§ Required work
Output every line of the listing as it stands.

*****

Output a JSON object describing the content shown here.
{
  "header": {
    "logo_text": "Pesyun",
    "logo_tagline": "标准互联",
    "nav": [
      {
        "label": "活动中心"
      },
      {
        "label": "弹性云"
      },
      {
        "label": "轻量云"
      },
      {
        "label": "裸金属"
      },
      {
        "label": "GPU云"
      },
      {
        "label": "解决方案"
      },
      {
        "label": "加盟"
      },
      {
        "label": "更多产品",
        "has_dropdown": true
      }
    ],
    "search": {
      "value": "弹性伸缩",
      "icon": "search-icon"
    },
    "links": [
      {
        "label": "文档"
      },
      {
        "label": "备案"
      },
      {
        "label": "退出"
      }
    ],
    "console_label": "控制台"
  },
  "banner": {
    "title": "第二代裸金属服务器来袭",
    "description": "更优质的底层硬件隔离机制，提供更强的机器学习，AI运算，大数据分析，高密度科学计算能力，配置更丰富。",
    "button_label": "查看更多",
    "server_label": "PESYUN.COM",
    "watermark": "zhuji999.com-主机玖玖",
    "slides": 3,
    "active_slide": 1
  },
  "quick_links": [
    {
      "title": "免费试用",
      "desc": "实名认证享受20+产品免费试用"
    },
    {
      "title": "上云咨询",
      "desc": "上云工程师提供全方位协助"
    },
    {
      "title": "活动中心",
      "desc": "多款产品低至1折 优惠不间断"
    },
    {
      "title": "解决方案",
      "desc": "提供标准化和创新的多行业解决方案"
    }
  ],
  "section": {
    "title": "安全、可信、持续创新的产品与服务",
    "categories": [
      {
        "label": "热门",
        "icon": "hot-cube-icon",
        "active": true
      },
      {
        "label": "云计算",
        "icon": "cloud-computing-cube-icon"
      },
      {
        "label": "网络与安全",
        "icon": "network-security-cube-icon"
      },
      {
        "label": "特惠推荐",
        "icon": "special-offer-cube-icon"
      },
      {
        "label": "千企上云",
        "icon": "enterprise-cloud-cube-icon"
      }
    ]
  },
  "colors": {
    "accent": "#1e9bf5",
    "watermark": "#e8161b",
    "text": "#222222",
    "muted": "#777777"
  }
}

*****

§ Answer for this exercise
Output a JSON object describing the content shown here.
{
  "header": {
    "logo_text": "Pesyun",
    "logo_tagline": "标准互联",
    "nav": [
      {
        "label": "活动中心"
      },
      {
        "label": "弹性云"
      },
      {
        "label": "轻量云"
      },
      {
        "label": "裸金属"
      },
      {
        "label": "GPU云"
      },
      {
        "label": "解决方案"
      },
      {
        "label": "加盟"
      },
      {
        "label": "更多产品",
        "has_dropdown": true
      }
    ],
    "search": {
      "value": "弹性伸缩",
      "icon": "search-icon"
    },
    "links": [
      {
        "label": "文档"
      },
      {
        "label": "备案"
      },
      {
        "label": "退出"
      }
    ],
    "console_label": "控制台"
  },
  "banner": {
    "title": "第二代裸金属服务器来袭",
    "description": "更优质的底层硬件隔离机制，提供更强的机器学习，AI运算，大数据分析，高密度科学计算能力，配置更丰富。",
    "button_label": "查看更多",
    "server_label": "PESYUN.COM",
    "watermark": "zhuji999.com-主机玖玖",
    "slides": 3,
    "active_slide": 1
  },
  "quick_links": [
    {
      "title": "免费试用",
      "desc": "实名认证享受20+产品免费试用"
    },
    {
      "title": "上云咨询",
      "desc": "上云工程师提供全方位协助"
    },
    {
      "title": "活动中心",
      "desc": "多款产品低至1折 优惠不间断"
    },
    {
      "title": "解决方案",
      "desc": "提供标准化和创新的多行业解决方案"
    }
  ],
  "section": {
    "title": "安全、可信、持续创新的产品与服务",
    "categories": [
      {
        "label": "热门",
        "icon": "hot-cube-icon",
        "active": true
      },
      {
        "label": "云计算",
        "icon": "cloud-computing-cube-icon"
      },
      {
        "label": "网络与安全",
        "icon": "network-security-cube-icon"
      },
      {
        "label": "特惠推荐",
        "icon": "special-offer-cube-icon"
      },
      {
        "label": "千企上云",
        "icon": "enterprise-cloud-cube-icon"
      }
    ]
  },
  "colors": {
    "accent": "#1e9bf5",
    "watermark": "#e8161b",
    "text": "#222222",
    "muted": "#777777"
  }
}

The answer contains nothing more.